Many Community Water Systems (CWS) use disinfectants in drinking water to protect against microbes such as giardia and cryptosporidium, which can cause gastrointestinal diseases. Chlorine and ammonia, which form chloramines, are added to the Mississippi River, a relatively dirty source of water, to disinfect it. This gives Minneapolis drinking water an occasional “pool” flavor. Guideline values are used to make decisions about managing the health risks of pollutants found in groundwater used as a source of drinking water.

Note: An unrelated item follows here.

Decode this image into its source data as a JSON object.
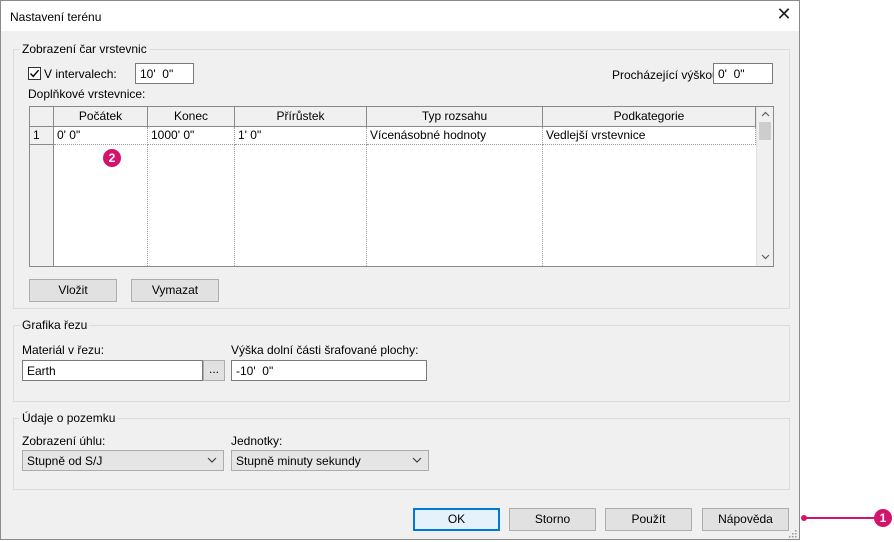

Both the World Health Organization and the Centers for Disease Control and Prevention consider the disinfection of drinking water to be one of the most important advances in public health. To reduce exposure to Disinfection By-Products (DBPs) in drinking water, a whole-house carbon filter and a domestic water treatment system can be employed. All Community Water Systems that disinfect perform tests for the presence of Total Trihalomethanes (TTHM) and ensure that the levels meet the Environmental Protection Agency's drinking water standard, or Maximum Contaminant Level (MCL). The City of Minneapolis regularly performs water tests and publishes the results in its annual drinking water reports. People who drink water that contains TTHM above the MCL for many years may experience liver, kidney, or central nervous system problems and an increased risk of cancer. To ensure safety, it is important to understand the average chlorine content of bottled water in Central Minnesota.
Chlorine Content in Bottled WaterThe amount of chlorine present in bottled water varies depending on its source.
Bottled water from natural springs may contain no chlorine at all, while bottled water from municipal sources may contain up to 0.2 parts per million (ppm) of chlorine. The average chlorine content of bottled water in Central Minnesota is 0.1 ppm.
Benefits of ChlorineChlorine is an effective disinfectant that eliminates bacteria and other microorganisms that can cause disease. It also helps to reduce the risk of contamination from other sources such as sewage or agricultural runoff. Chlorine also helps to reduce bad odors and tastes in drinking water.
Risks of ChlorineChlorine can react with organic matter in the water to form Disinfection By-Products (DBPs).
These DBPs can be harmful if consumed in large quantities over long periods of time. It is important to monitor chlorine levels in drinking water to ensure that they are within safe limits.